If you are a resident of the United States, unfortunately, there are very few government resources on privacy rights. However, these websites can help you determine what privacy rights you have, how to keep your information private online, and what to do if a company fails to protect your personal information:
- Privacy Rights Clearinghouse Online Privacy Guide: https://privacyrights.org/consumer-guides/online-privacy-using-internet-safely
- Protecting Your Privacy Guide: https://www.usa.gov/privacy
- Thomson Reuters Internet Privacy Laws Revealed: https://legal.thomsonreuters.com/en/insights/articles/how-your-personal-information-is-protected-online
- Consumer resources regarding identity theft: https://idtheftinfo.org/consumer-resources
- EPIC Online Guide to Privacy Resources: https://epic.org/privacy/privacy_resources_faq.html
About Donata Stroink-Skillrud
Donata Stroink-Skillrud is a privacy and technology lawyer licensed in Illinois and a Certified Information Privacy Professional. Donata is the President and legal engineer of Termageddon, a Software as a Service company that has generated thousands of privacy policies and kept them up to date with changing legislation. Donata is also the Vice-Chair of the American Bar Association’s ePrivacy Committee and the Chair of the Chicago Chapter of the International Association of Privacy Professionals.
About the Privacy and Security Interview Series
This interview is part of a collection of interviews about privacy and data security. By producing this series, we hope to prompt legal professionals to think about the privacy concerns that arise in everyday tasks like word processing and selection of document creation software.

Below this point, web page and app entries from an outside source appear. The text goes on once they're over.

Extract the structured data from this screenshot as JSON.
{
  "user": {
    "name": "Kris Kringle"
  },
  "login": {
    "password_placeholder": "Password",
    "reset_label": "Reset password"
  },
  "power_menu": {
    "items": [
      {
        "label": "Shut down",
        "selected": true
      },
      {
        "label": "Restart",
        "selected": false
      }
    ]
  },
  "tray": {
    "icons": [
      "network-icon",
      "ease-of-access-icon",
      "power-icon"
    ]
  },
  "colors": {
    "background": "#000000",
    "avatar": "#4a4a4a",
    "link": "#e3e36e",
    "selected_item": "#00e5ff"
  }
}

WordRake is clear and concise editing software designed for people who work with confidential information. The software improves writing by simplifying and clarifying text, cutting legalese, and recommending plain English replacements. WordRake runs in Microsoft Word and Outlook, and its suggestions appear in the familiar track-changes style. Try WordRake for free for 7 days.